I am attempting to create a shaded band that covers +/- 1 standard deviation on a view. (The SD in question is calculated on a larger population than the specific records in the current view, so the SD calculated by the "Distribution" option for reference line is not appropriate.) I have created, in the data source upstream from tableau, a field attached to each record with the SD of interest, and that SD*-1 as separate fields. They come into Tableau fine.
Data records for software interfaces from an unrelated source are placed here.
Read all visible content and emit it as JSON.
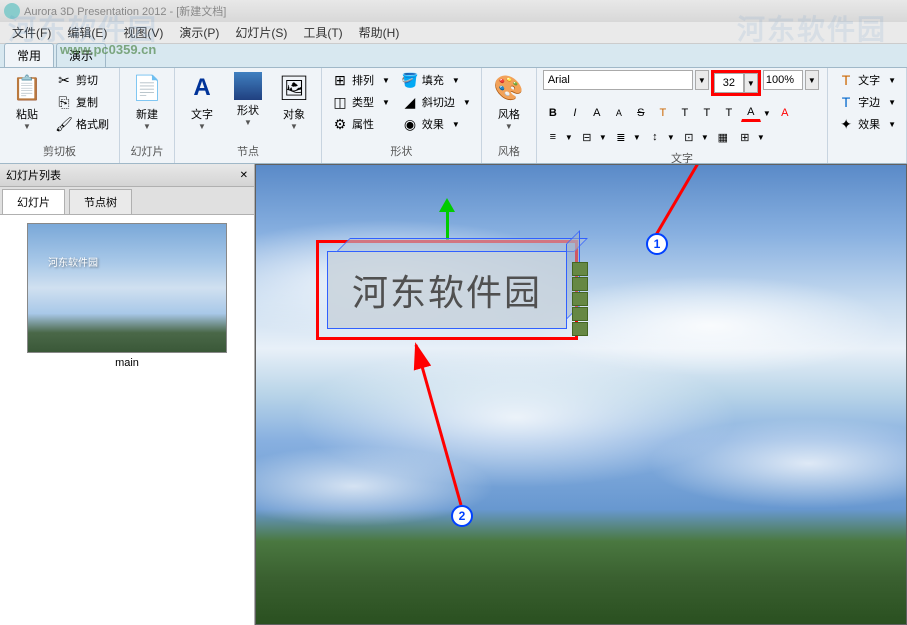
{
  "title": "Aurora 3D Presentation 2012 - [新建文档]",
  "watermark": "河东软件园",
  "watermark_url": "www.pc0359.cn",
  "menu": {
    "file": "文件(F)",
    "edit": "编辑(E)",
    "view": "视图(V)",
    "present": "演示(P)",
    "slide": "幻灯片(S)",
    "tools": "工具(T)",
    "help": "帮助(H)"
  },
  "tabs": {
    "common": "常用",
    "present": "演示"
  },
  "ribbon": {
    "clipboard": {
      "label": "剪切板",
      "paste": "粘贴",
      "cut": "剪切",
      "copy": "复制",
      "format": "格式刷"
    },
    "slide": {
      "label": "幻灯片",
      "new": "新建"
    },
    "node": {
      "label": "节点",
      "text": "文字",
      "shape": "形状",
      "object": "对象"
    },
    "shape": {
      "label": "形状",
      "arrange": "排列",
      "type": "类型",
      "attribute": "属性",
      "fill": "填充",
      "bevel": "斜切边",
      "effect": "效果"
    },
    "style": {
      "label": "风格",
      "style_btn": "风格"
    },
    "font": {
      "label": "文字",
      "name": "Arial",
      "size": "32",
      "zoom": "100%",
      "text_btn": "文字",
      "edge_btn": "字边",
      "effect_btn": "效果"
    }
  },
  "left_panel": {
    "title": "幻灯片列表",
    "tabs": {
      "slide": "幻灯片",
      "nodes": "节点树"
    },
    "thumb_text": "河东软件园",
    "slide_name": "main"
  },
  "canvas": {
    "text_3d": "河东软件园"
  },
  "annotations": {
    "marker1": "1",
    "marker2": "2"
  }
}
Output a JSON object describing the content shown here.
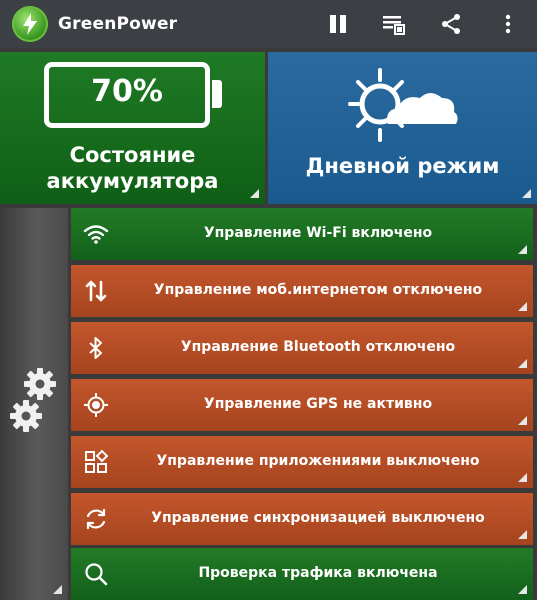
{
  "app": {
    "title": "GreenPower"
  },
  "appbar_icons": [
    "pause-icon",
    "playlist-icon",
    "share-icon",
    "more-vert-icon"
  ],
  "battery": {
    "value": "70%",
    "label_line1": "Состояние",
    "label_line2": "аккумулятора"
  },
  "mode": {
    "label": "Дневной режим",
    "icon": "day-weather-icon"
  },
  "settings_icon": "gears-icon",
  "rows": [
    {
      "label": "Управление Wi-Fi включено",
      "icon": "wifi-icon",
      "status": "on"
    },
    {
      "label": "Управление моб.интернетом отключено",
      "icon": "data-arrows-icon",
      "status": "off"
    },
    {
      "label": "Управление Bluetooth отключено",
      "icon": "bluetooth-icon",
      "status": "off"
    },
    {
      "label": "Управление GPS не активно",
      "icon": "gps-icon",
      "status": "off"
    },
    {
      "label": "Управление приложениями выключено",
      "icon": "apps-icon",
      "status": "off"
    },
    {
      "label": "Управление синхронизацией выключено",
      "icon": "sync-icon",
      "status": "off"
    },
    {
      "label": "Проверка трафика включена",
      "icon": "search-icon",
      "status": "on"
    }
  ],
  "colors": {
    "on": "#1f7a24",
    "off": "#b84d25",
    "mode_tile": "#1f6396",
    "appbar": "#3c3f43"
  }
}
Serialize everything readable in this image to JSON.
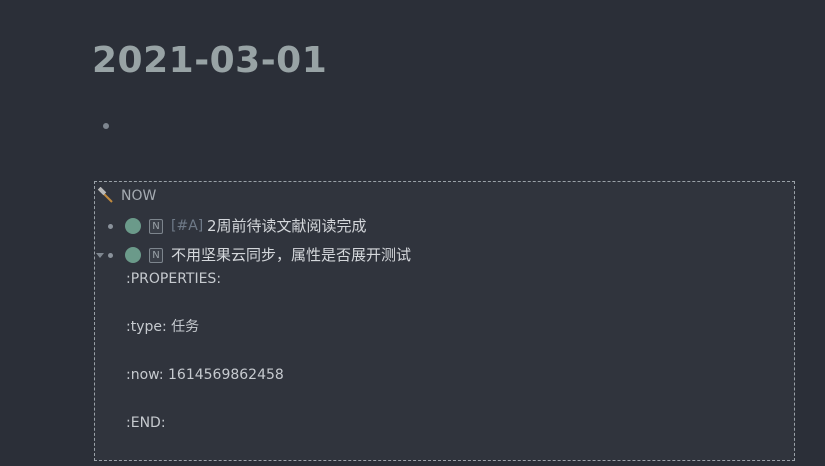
{
  "page": {
    "title": "2021-03-01"
  },
  "query": {
    "title": "NOW",
    "header_icon": "hammer-icon",
    "items": [
      {
        "marker": "N",
        "priority": "[#A]",
        "text": "2周前待读文献阅读完成"
      },
      {
        "marker": "N",
        "text": "不用坚果云同步，属性是否展开测试",
        "properties": [
          ":PROPERTIES:",
          ":type: 任务",
          ":now: 1614569862458",
          ":END:"
        ]
      }
    ]
  },
  "colors": {
    "background": "#2b2f38",
    "marker_dot": "#6b9a8a",
    "title": "#98a3a5"
  }
}
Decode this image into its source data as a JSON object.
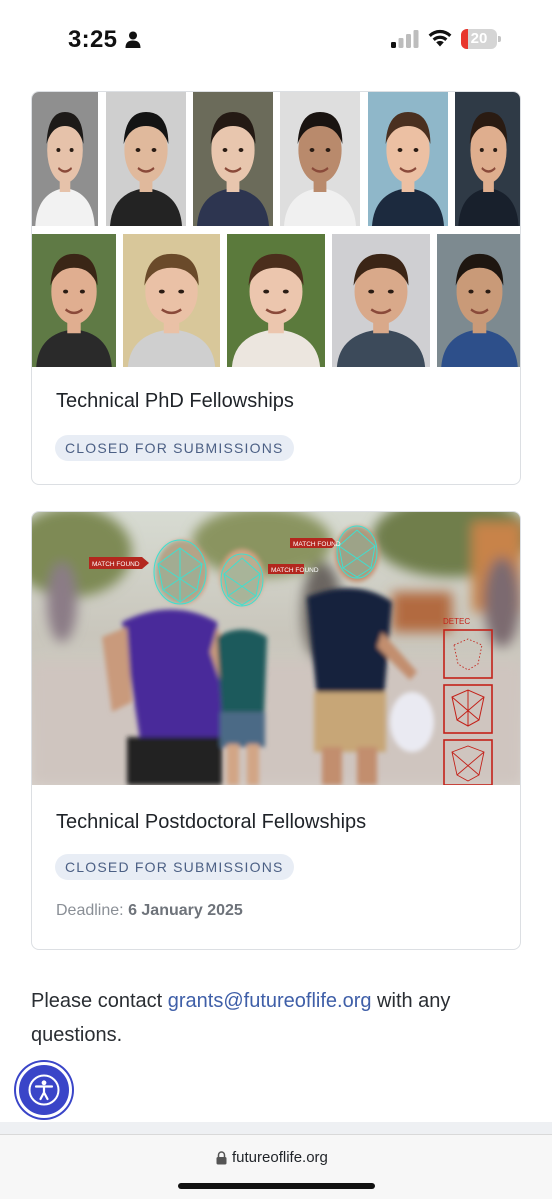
{
  "status_bar": {
    "time": "3:25",
    "battery_level": "20",
    "battery_fraction": 0.2,
    "battery_color": "#e8362d"
  },
  "cards": [
    {
      "title": "Technical PhD Fellowships",
      "status": "CLOSED FOR SUBMISSIONS",
      "image": "fellow-portraits-grid"
    },
    {
      "title": "Technical Postdoctoral Fellowships",
      "status": "CLOSED FOR SUBMISSIONS",
      "deadline_label": "Deadline:",
      "deadline_value": "6 January 2025",
      "image": "face-recognition-street-scene",
      "image_labels": [
        "MATCH FOUND",
        "MATCH FOUND",
        "MATCH FOUND",
        "DETEC"
      ]
    }
  ],
  "contact": {
    "prefix": "Please contact ",
    "email": "grants@futureoflife.org",
    "suffix": " with any questions."
  },
  "browser": {
    "url": "futureoflife.org"
  },
  "colors": {
    "badge_bg": "#e8edf5",
    "badge_text": "#4c6085",
    "link": "#3f5fa8",
    "accessibility_button": "#3a45c8"
  },
  "icons": [
    "person-icon",
    "cellular-signal-icon",
    "wifi-icon",
    "battery-icon",
    "accessibility-icon",
    "lock-icon"
  ]
}
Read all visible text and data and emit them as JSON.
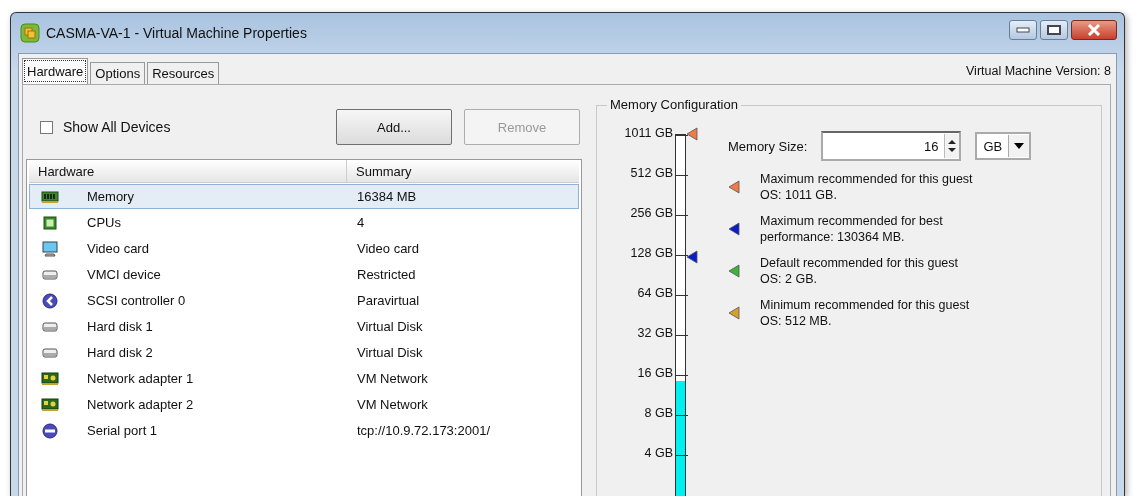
{
  "window": {
    "title": "CASMA-VA-1 - Virtual Machine Properties"
  },
  "tabs": [
    {
      "label": "Hardware",
      "selected": true
    },
    {
      "label": "Options",
      "selected": false
    },
    {
      "label": "Resources",
      "selected": false
    }
  ],
  "version": "Virtual Machine Version: 8",
  "show_all_devices": {
    "label": "Show All Devices",
    "checked": false
  },
  "buttons": [
    {
      "label": "Add...",
      "disabled": false
    },
    {
      "label": "Remove",
      "disabled": true
    }
  ],
  "table": {
    "columns": [
      "Hardware",
      "Summary"
    ],
    "rows": [
      {
        "kind": "memory",
        "hardware": "Memory",
        "summary": "16384 MB",
        "selected": true
      },
      {
        "kind": "cpu",
        "hardware": "CPUs",
        "summary": "4",
        "selected": false
      },
      {
        "kind": "video",
        "hardware": "Video card",
        "summary": "Video card",
        "selected": false
      },
      {
        "kind": "disk",
        "hardware": "VMCI device",
        "summary": "Restricted",
        "selected": false
      },
      {
        "kind": "scsi",
        "hardware": "SCSI controller 0",
        "summary": "Paravirtual",
        "selected": false
      },
      {
        "kind": "disk",
        "hardware": "Hard disk 1",
        "summary": "Virtual Disk",
        "selected": false
      },
      {
        "kind": "disk",
        "hardware": "Hard disk 2",
        "summary": "Virtual Disk",
        "selected": false
      },
      {
        "kind": "network",
        "hardware": "Network adapter 1",
        "summary": "VM Network",
        "selected": false
      },
      {
        "kind": "network",
        "hardware": "Network adapter 2",
        "summary": "VM Network",
        "selected": false
      },
      {
        "kind": "serial",
        "hardware": "Serial port 1",
        "summary": "tcp://10.9.72.173:2001/",
        "selected": false
      }
    ]
  },
  "memory_configuration": {
    "title": "Memory Configuration",
    "scale": {
      "level": 0.37,
      "ticks": [
        {
          "label": "1011 GB",
          "color": "#f07a4a"
        },
        {
          "label": "512 GB"
        },
        {
          "label": "256 GB"
        },
        {
          "label": "128 GB",
          "color": "#0a1ec8"
        },
        {
          "label": "64 GB"
        },
        {
          "label": "32 GB"
        },
        {
          "label": "16 GB"
        },
        {
          "label": "8 GB"
        },
        {
          "label": "4 GB"
        }
      ]
    },
    "memory_size": {
      "label": "Memory Size:",
      "value": "16",
      "unit": "GB"
    },
    "legend": [
      {
        "text": "Maximum recommended for this guest OS: 1011 GB.",
        "color": "#f07a4a"
      },
      {
        "text": "Maximum recommended for best performance: 130364 MB.",
        "color": "#0a1ec8"
      },
      {
        "text": "Default recommended for this guest OS: 2 GB.",
        "color": "#3cb43c"
      },
      {
        "text": "Minimum recommended for this guest OS: 512 MB.",
        "color": "#d4a030"
      }
    ]
  }
}
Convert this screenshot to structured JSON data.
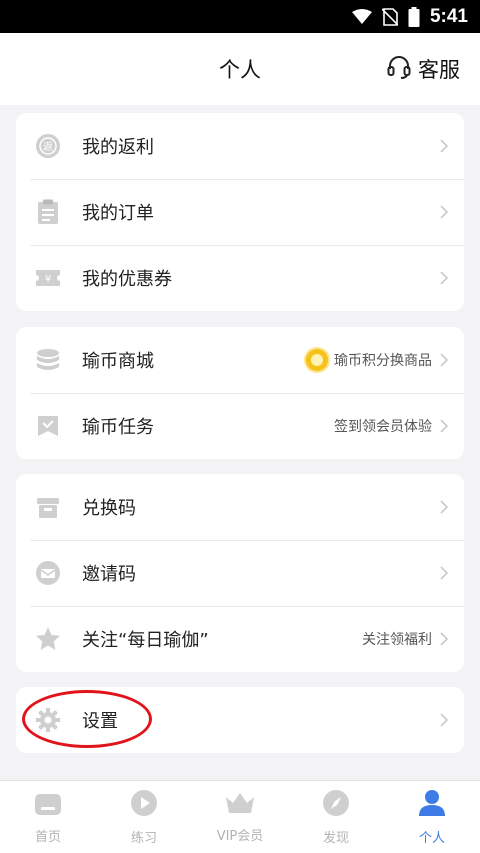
{
  "status_bar": {
    "time": "5:41"
  },
  "header": {
    "title": "个人",
    "service_label": "客服"
  },
  "groups": [
    {
      "items": [
        {
          "label": "我的返利",
          "icon": "rebate-icon",
          "extra": ""
        },
        {
          "label": "我的订单",
          "icon": "order-icon",
          "extra": ""
        },
        {
          "label": "我的优惠券",
          "icon": "coupon-icon",
          "extra": ""
        }
      ]
    },
    {
      "items": [
        {
          "label": "瑜币商城",
          "icon": "coin-stack-icon",
          "extra": "瑜币积分换商品"
        },
        {
          "label": "瑜币任务",
          "icon": "task-icon",
          "extra": "签到领会员体验"
        }
      ]
    },
    {
      "items": [
        {
          "label": "兑换码",
          "icon": "redeem-icon",
          "extra": ""
        },
        {
          "label": "邀请码",
          "icon": "invite-icon",
          "extra": ""
        },
        {
          "label": "关注“每日瑜伽”",
          "icon": "star-icon",
          "extra": "关注领福利"
        }
      ]
    },
    {
      "items": [
        {
          "label": "设置",
          "icon": "gear-icon",
          "extra": ""
        }
      ]
    }
  ],
  "tabs": [
    {
      "label": "首页",
      "icon": "home-icon",
      "active": false
    },
    {
      "label": "练习",
      "icon": "play-icon",
      "active": false
    },
    {
      "label": "VIP会员",
      "icon": "crown-icon",
      "active": false
    },
    {
      "label": "发现",
      "icon": "compass-icon",
      "active": false
    },
    {
      "label": "个人",
      "icon": "person-icon",
      "active": true
    }
  ],
  "colors": {
    "accent": "#3d7be6",
    "icon_gray": "#c8c8c8",
    "highlight": "#e0141a",
    "coin": "#f6c21b"
  }
}
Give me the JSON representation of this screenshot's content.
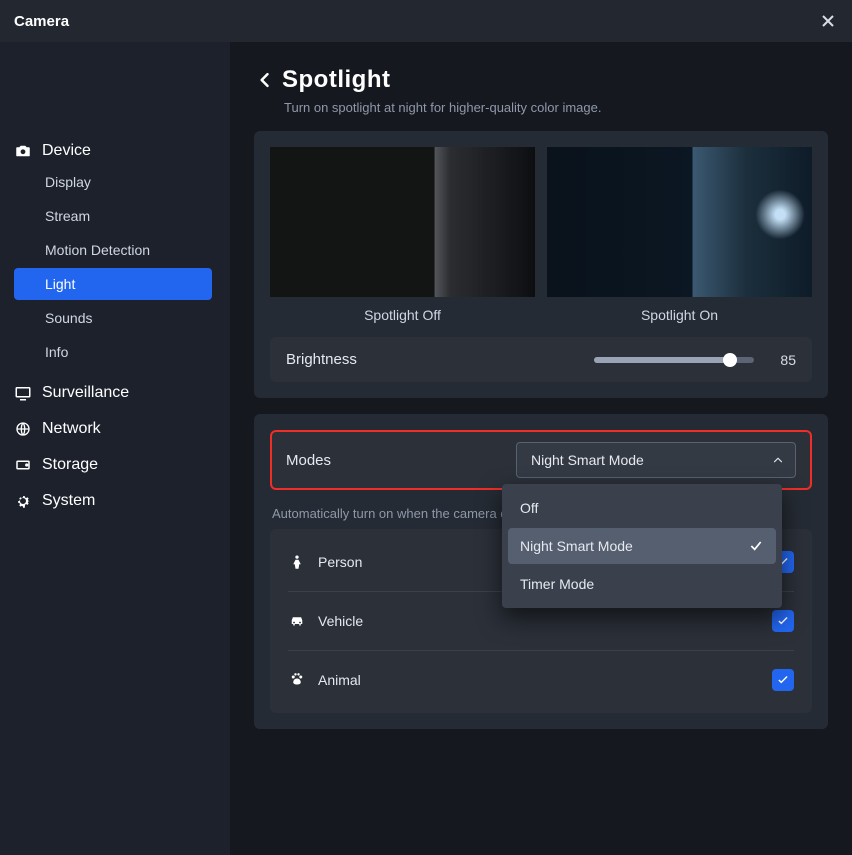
{
  "window": {
    "title": "Camera"
  },
  "sidebar": {
    "device": {
      "label": "Device",
      "items": [
        "Display",
        "Stream",
        "Motion Detection",
        "Light",
        "Sounds",
        "Info"
      ],
      "activeIndex": 3
    },
    "surveillance": {
      "label": "Surveillance"
    },
    "network": {
      "label": "Network"
    },
    "storage": {
      "label": "Storage"
    },
    "system": {
      "label": "System"
    }
  },
  "page": {
    "title": "Spotlight",
    "subtitle": "Turn on spotlight at night for higher-quality color image."
  },
  "previews": {
    "off": "Spotlight Off",
    "on": "Spotlight On"
  },
  "brightness": {
    "label": "Brightness",
    "value": "85"
  },
  "modes": {
    "label": "Modes",
    "selected": "Night Smart Mode",
    "description": "Automatically turn on when the camera detects",
    "options": {
      "opt0": "Off",
      "opt1": "Night Smart Mode",
      "opt2": "Timer Mode"
    }
  },
  "detections": {
    "person": {
      "label": "Person",
      "checked": true
    },
    "vehicle": {
      "label": "Vehicle",
      "checked": true
    },
    "animal": {
      "label": "Animal",
      "checked": true
    }
  }
}
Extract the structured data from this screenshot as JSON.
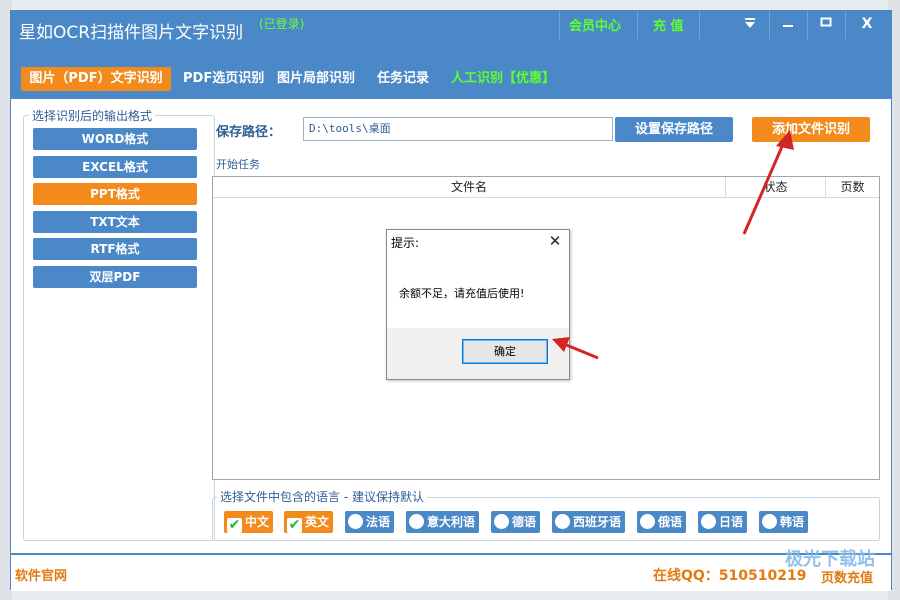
{
  "window": {
    "title": "星如OCR扫描件图片文字识别",
    "login_status": "(已登录)",
    "member_center": "会员中心",
    "recharge": "充 值",
    "controls": [
      "menu",
      "minimize",
      "maximize",
      "close"
    ],
    "close_label": "X"
  },
  "tabs": [
    {
      "label": "图片（PDF）文字识别",
      "active": true
    },
    {
      "label": "PDF选页识别",
      "active": false
    },
    {
      "label": "图片局部识别",
      "active": false
    },
    {
      "label": "任务记录",
      "active": false
    },
    {
      "label": "人工识别【优惠】",
      "active": false
    }
  ],
  "formats": {
    "legend": "选择识别后的输出格式",
    "items": [
      {
        "label": "WORD格式",
        "selected": false
      },
      {
        "label": "EXCEL格式",
        "selected": false
      },
      {
        "label": "PPT格式",
        "selected": true
      },
      {
        "label": "TXT文本",
        "selected": false
      },
      {
        "label": "RTF格式",
        "selected": false
      },
      {
        "label": "双层PDF",
        "selected": false
      }
    ]
  },
  "save": {
    "label": "保存路径：",
    "path": "D:\\tools\\桌面",
    "set_button": "设置保存路径",
    "add_button": "添加文件识别",
    "start_task": "开始任务"
  },
  "table": {
    "columns": [
      "文件名",
      "状态",
      "页数"
    ],
    "rows": []
  },
  "languages": {
    "legend": "选择文件中包含的语言 - 建议保持默认",
    "items": [
      {
        "label": "中文",
        "checked": true
      },
      {
        "label": "英文",
        "checked": true
      },
      {
        "label": "法语",
        "checked": false
      },
      {
        "label": "意大利语",
        "checked": false
      },
      {
        "label": "德语",
        "checked": false
      },
      {
        "label": "西班牙语",
        "checked": false
      },
      {
        "label": "俄语",
        "checked": false
      },
      {
        "label": "日语",
        "checked": false
      },
      {
        "label": "韩语",
        "checked": false
      }
    ]
  },
  "footer": {
    "official_site": "软件官网",
    "qq": "在线QQ：510510219",
    "page_recharge": "页数充值"
  },
  "watermark": "极光下载站",
  "dialog": {
    "title": "提示:",
    "message": "余额不足，请充值后使用!",
    "ok_label": "确定",
    "close_label": "✕"
  },
  "colors": {
    "primary_blue": "#4a88c8",
    "accent_orange": "#f28a1c",
    "highlight_green": "#5dff2f",
    "arrow_red": "#d42424"
  }
}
However, when I add one of them to a dual axis pane on the axis that has a horizontal bar, it fails because Tableau allows only one field, so it replaces the main field I have showing as a bar. When I add it to the other axis, it adds it as a shape, which I can live with because I can manipulate it to be not visible. But, I would like to make a reference line as a range from the SD to 0. I can not do that, because as shown in the third page of the attached PDF, the options for setting a value for the reference line include the field on the other axis (not useful in this case), and the combined field "Measure Values". I created a parameter called Zero, with a value of 0, to use as the other end of the range, but I cannot use a field as the outer boundary of my range.
A workaround is to create a parameter equal to the SD desired. I have implemented my concept using this on the second panel in the attached PDF. This works, but, my understanding is that parameters created from fields do not update when the underlying data is refreshed. So it is not an effective workaround in the longer term unless the parameter in the view is manually updated after each data refresh that underlies it.
If there is an alternate technique to do this that would refresh automatically, I'd be interested.
I think Tableau should:
1. Allow parameters to link to and refresh with fields.
2. Allow reference lines to be set to a field value even if the field is not used in a graphic on an axis.
3. Make separating the component fields in a "Measure Values" or Measure Names" field easy and forthright to accomplish.
4. Allow more than one field to be represented on the same row with horizontal bars. Using colors, sizes, and transparency, they can both be visible. In some cases, such as this one, a stacked bar is not appropriate or optimal.